◆ Your objective
Scan the records for "title" and copy each line that contains it.

*** Opening of Exercise material ***

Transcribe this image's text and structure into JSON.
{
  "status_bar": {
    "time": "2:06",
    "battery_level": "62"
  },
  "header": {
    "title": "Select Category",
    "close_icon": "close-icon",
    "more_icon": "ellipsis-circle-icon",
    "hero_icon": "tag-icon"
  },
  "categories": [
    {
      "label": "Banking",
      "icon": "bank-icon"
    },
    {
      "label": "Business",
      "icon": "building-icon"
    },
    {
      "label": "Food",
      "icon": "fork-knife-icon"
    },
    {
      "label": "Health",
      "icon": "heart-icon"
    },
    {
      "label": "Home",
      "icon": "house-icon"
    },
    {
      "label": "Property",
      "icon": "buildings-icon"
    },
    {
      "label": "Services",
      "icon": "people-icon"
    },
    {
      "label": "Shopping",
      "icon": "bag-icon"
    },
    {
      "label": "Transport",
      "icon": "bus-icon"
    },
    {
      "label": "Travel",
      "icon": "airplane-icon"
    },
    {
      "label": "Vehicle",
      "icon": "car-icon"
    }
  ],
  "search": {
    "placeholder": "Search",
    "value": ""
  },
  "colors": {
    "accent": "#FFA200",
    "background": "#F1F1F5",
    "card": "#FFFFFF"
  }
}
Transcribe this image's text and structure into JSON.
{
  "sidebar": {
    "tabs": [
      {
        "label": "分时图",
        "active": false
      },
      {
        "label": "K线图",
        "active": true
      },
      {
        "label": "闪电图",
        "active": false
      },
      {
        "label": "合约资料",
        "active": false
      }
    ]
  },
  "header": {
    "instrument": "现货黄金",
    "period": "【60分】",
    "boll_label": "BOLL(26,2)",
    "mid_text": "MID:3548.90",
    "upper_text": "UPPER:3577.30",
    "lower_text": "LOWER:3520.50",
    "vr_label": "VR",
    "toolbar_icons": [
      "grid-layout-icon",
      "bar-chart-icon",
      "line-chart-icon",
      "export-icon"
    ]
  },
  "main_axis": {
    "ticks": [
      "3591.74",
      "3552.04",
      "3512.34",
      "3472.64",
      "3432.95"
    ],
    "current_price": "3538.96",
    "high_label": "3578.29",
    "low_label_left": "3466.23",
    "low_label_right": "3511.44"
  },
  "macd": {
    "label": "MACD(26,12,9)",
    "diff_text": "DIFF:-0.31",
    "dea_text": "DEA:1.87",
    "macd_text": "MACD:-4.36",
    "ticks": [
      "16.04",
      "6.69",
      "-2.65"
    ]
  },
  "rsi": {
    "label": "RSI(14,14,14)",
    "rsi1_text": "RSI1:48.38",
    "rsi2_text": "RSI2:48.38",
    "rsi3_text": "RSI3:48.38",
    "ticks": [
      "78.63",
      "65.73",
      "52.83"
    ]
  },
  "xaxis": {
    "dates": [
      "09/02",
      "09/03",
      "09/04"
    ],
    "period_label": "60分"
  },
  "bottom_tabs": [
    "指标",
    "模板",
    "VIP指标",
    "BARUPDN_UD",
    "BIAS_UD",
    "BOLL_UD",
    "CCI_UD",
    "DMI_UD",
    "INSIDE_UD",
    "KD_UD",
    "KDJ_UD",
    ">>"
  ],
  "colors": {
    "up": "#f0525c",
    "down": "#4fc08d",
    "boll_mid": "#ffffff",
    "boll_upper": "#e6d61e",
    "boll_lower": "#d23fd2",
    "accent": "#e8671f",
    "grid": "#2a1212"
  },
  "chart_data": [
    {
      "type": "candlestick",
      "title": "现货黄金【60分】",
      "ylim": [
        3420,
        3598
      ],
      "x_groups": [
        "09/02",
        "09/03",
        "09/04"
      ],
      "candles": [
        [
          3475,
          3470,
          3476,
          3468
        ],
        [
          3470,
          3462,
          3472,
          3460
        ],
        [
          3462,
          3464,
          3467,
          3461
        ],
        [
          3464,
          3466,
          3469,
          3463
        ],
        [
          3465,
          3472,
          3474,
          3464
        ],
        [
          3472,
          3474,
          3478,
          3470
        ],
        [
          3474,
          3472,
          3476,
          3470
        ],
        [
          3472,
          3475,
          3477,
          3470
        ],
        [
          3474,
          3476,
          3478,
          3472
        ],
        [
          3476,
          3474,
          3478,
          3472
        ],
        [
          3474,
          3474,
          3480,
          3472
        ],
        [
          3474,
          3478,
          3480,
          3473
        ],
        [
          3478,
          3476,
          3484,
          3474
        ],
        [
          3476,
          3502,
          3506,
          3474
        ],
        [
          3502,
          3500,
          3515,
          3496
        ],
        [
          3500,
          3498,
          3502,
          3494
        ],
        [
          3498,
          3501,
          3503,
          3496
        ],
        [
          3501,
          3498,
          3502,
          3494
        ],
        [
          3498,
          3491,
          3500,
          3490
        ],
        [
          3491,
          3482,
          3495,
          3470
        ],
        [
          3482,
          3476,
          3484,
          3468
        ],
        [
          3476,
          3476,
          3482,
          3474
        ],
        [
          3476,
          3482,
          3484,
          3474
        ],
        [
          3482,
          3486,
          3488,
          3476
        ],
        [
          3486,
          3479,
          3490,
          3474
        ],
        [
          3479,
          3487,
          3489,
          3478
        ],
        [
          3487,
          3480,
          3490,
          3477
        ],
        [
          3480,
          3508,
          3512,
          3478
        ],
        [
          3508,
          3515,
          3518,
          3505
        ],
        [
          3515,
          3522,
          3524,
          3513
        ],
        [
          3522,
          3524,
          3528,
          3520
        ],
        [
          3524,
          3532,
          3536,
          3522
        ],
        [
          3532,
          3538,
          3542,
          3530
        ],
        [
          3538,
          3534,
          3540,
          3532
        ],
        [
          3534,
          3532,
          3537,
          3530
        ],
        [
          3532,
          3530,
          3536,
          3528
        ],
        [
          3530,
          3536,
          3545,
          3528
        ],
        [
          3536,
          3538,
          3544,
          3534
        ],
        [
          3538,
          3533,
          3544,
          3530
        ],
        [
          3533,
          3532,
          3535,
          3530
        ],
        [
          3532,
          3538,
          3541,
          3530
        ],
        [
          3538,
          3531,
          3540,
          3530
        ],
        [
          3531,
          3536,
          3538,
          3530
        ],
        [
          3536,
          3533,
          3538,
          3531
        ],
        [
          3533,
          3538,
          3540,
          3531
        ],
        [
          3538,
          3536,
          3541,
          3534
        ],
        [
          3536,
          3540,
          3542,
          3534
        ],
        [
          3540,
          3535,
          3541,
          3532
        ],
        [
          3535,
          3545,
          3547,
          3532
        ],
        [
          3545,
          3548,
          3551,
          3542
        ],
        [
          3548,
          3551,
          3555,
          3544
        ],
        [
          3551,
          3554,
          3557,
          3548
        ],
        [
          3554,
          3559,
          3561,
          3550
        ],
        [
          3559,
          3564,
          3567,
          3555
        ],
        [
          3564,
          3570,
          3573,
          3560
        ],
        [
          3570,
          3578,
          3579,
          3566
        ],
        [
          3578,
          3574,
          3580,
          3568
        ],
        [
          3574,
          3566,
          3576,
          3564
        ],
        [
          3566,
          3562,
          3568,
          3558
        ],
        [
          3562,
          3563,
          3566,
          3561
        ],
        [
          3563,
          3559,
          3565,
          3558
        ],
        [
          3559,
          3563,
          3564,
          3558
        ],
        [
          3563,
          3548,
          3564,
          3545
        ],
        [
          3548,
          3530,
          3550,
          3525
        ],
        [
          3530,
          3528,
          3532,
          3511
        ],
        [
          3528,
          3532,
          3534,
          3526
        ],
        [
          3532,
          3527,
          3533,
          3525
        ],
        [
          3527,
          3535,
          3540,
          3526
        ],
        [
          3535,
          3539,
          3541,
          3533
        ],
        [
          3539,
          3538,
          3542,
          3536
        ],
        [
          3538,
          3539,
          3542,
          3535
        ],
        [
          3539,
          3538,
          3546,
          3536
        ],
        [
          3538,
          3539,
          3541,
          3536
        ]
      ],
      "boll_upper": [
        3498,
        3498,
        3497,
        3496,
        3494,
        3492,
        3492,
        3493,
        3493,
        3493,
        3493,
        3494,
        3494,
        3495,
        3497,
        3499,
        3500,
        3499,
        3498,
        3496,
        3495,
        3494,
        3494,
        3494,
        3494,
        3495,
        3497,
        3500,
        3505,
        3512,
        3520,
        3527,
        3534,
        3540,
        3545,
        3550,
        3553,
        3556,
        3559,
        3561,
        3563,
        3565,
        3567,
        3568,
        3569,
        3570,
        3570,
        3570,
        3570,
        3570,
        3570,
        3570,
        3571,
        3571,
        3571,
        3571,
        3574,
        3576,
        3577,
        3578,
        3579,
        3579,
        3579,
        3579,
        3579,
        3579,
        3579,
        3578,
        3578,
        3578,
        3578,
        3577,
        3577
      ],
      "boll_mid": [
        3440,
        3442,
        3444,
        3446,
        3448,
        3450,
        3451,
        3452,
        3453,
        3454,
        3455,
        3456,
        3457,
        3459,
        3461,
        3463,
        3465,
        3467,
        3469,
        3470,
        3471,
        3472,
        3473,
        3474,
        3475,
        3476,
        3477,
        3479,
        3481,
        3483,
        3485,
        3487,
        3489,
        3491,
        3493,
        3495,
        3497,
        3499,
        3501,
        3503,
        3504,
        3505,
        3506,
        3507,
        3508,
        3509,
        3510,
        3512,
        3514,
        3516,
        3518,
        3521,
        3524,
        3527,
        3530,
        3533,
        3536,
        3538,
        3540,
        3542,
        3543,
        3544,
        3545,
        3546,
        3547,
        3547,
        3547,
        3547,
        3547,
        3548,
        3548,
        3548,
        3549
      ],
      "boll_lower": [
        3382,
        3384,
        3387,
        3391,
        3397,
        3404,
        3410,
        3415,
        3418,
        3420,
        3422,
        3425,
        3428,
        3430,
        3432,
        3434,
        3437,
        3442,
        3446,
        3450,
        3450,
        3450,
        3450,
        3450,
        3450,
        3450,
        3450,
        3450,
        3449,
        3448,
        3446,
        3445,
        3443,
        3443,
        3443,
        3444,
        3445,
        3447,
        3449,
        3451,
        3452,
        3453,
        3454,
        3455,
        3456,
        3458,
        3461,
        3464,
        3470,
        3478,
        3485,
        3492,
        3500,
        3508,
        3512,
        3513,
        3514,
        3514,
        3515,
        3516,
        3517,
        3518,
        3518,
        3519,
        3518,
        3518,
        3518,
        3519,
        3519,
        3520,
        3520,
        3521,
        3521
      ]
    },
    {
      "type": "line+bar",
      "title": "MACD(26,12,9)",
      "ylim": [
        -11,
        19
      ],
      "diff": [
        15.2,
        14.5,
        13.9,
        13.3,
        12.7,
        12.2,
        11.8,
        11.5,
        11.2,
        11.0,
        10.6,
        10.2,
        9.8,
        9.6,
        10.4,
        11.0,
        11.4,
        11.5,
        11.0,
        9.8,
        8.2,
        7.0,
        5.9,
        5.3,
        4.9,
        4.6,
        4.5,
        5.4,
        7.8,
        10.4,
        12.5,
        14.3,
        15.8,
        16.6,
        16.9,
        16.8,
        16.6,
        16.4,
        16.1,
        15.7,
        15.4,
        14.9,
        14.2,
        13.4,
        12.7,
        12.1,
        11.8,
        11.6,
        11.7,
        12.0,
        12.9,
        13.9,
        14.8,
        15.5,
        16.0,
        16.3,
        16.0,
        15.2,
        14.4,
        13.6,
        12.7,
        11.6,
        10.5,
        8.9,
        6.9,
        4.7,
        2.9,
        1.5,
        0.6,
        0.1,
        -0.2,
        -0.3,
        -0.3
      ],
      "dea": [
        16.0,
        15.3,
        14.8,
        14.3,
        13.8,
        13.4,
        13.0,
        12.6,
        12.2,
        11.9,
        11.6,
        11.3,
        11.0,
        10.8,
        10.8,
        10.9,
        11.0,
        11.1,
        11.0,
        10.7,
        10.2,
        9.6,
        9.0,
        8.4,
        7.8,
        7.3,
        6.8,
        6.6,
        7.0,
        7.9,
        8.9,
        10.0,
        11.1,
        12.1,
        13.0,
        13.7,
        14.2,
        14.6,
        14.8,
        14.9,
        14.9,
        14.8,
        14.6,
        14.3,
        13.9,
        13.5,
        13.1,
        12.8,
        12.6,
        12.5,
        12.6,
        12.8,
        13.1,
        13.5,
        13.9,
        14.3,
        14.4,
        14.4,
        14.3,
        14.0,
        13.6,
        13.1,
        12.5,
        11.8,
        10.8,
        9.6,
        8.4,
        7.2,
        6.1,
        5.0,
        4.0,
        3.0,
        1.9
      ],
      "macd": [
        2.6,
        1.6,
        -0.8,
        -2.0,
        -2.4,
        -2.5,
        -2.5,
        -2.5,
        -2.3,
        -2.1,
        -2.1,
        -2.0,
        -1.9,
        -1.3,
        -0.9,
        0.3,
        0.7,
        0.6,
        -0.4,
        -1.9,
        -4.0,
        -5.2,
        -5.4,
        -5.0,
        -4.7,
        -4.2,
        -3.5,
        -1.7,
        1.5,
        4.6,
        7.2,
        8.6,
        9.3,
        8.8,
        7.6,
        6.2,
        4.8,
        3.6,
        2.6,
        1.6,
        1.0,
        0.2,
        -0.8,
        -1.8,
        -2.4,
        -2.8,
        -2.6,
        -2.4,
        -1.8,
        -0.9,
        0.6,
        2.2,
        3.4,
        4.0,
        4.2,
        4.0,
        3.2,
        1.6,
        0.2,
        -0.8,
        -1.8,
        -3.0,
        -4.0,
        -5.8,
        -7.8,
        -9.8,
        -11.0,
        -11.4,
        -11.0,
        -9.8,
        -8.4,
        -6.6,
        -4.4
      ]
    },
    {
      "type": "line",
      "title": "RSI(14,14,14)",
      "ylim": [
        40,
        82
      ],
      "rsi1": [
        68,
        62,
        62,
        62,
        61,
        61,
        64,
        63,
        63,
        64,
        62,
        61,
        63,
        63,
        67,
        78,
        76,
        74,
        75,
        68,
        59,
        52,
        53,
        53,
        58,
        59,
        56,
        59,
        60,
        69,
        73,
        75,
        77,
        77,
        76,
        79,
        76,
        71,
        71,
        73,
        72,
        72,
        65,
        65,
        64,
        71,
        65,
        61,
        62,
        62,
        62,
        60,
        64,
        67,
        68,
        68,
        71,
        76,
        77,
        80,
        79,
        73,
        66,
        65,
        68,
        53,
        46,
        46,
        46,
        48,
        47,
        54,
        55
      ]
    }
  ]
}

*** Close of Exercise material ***

◆ Solution
    "title": "Select Category",
      "title": "现货黄金【60分】",
      "title": "MACD(26,12,9)",
      "title": "RSI(14,14,14)",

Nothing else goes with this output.